(Materials provided Opens)

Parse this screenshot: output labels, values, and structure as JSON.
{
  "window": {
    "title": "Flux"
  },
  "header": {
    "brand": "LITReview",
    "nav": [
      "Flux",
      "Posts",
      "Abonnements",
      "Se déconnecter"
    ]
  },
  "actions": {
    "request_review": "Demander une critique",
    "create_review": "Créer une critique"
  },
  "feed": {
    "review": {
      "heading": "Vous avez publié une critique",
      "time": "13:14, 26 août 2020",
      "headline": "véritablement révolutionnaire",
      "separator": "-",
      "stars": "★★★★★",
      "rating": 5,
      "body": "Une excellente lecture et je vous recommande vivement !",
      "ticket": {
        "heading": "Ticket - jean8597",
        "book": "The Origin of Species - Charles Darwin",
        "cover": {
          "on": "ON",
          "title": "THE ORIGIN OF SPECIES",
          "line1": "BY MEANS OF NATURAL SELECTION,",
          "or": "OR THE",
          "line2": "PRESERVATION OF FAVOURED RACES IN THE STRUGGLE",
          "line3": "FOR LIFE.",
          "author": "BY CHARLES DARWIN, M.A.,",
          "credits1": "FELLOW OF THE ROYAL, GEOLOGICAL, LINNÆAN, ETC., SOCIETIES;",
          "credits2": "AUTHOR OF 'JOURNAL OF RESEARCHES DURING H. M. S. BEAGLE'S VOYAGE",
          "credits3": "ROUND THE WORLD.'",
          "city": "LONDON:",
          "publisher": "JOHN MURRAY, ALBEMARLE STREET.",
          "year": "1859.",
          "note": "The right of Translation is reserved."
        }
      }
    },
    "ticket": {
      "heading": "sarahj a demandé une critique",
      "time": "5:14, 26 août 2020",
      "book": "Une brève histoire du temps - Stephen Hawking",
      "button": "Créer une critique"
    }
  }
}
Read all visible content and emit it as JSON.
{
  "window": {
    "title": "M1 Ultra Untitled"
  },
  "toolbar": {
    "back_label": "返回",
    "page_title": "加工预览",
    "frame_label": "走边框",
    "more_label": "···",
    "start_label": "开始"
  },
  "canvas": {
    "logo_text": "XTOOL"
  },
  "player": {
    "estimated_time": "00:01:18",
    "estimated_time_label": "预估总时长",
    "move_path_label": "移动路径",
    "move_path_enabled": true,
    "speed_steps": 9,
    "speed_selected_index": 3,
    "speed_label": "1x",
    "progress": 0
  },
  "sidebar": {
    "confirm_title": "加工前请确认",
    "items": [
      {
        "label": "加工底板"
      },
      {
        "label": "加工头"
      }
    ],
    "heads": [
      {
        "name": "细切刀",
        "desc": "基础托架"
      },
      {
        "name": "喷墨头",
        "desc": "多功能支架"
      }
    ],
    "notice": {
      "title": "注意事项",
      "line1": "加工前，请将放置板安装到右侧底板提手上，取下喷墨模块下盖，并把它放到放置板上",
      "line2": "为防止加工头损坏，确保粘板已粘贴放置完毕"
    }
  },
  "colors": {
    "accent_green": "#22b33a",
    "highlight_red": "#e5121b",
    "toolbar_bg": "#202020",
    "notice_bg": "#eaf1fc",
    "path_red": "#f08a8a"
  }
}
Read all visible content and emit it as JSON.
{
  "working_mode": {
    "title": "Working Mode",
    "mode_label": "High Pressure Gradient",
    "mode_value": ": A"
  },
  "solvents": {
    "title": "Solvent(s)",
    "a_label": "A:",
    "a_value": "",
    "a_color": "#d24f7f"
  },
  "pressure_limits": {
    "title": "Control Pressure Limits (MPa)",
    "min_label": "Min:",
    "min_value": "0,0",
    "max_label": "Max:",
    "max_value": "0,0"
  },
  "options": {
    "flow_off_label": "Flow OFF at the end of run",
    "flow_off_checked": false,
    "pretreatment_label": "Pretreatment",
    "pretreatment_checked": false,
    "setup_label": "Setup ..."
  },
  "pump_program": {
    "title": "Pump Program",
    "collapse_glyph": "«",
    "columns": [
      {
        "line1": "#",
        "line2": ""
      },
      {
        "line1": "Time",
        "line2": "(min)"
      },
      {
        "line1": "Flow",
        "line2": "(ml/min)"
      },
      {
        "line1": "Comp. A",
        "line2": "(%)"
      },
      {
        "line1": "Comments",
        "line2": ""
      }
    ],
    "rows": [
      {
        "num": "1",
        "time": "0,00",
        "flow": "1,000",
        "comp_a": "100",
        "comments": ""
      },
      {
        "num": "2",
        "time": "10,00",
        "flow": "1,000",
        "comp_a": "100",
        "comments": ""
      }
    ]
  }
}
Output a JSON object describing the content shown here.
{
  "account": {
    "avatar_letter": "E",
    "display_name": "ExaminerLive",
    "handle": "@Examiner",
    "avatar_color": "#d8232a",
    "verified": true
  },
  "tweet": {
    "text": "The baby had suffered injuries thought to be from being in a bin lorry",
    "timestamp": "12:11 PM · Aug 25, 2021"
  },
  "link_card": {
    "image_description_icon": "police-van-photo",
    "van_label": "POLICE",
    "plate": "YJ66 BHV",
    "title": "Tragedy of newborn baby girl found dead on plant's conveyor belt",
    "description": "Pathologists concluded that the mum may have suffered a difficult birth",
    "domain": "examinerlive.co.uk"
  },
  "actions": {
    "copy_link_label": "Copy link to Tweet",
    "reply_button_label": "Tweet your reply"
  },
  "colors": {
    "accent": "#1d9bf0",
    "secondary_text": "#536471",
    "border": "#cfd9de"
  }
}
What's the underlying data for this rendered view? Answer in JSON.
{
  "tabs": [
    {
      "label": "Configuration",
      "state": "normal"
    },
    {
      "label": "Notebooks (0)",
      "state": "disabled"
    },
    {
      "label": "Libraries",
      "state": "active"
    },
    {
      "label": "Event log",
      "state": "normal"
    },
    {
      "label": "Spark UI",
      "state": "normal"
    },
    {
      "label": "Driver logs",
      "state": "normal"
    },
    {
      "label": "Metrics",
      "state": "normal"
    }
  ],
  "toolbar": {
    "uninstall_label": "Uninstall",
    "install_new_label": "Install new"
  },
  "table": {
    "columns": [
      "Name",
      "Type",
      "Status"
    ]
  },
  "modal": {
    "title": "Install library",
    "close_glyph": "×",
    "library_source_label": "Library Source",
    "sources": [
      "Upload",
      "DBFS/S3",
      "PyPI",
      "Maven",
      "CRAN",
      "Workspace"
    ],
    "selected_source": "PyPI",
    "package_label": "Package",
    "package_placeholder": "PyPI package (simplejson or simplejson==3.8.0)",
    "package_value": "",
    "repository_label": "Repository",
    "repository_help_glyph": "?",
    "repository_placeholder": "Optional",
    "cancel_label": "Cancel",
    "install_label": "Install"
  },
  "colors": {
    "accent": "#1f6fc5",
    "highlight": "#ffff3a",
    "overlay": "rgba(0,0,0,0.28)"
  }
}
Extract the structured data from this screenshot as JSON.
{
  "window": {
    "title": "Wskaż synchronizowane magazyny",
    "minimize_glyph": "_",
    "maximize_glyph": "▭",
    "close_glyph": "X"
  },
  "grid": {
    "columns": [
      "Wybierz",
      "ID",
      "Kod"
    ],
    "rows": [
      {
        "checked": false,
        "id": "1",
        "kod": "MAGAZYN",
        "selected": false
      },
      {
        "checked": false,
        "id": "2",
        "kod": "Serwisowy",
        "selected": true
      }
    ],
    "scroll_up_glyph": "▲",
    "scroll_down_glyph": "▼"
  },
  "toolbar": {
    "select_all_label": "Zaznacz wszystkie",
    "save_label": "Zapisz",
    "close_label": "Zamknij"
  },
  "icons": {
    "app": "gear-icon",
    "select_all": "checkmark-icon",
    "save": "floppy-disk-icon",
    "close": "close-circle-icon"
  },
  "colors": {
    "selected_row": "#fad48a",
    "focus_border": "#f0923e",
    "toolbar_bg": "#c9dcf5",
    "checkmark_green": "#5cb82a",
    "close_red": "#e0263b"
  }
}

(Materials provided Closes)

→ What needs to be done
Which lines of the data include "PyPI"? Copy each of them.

→ Answer
      "PyPI",
    "selected_source": "PyPI",
    "package_placeholder": "PyPI package (simplejson or simplejson==3.8.0)",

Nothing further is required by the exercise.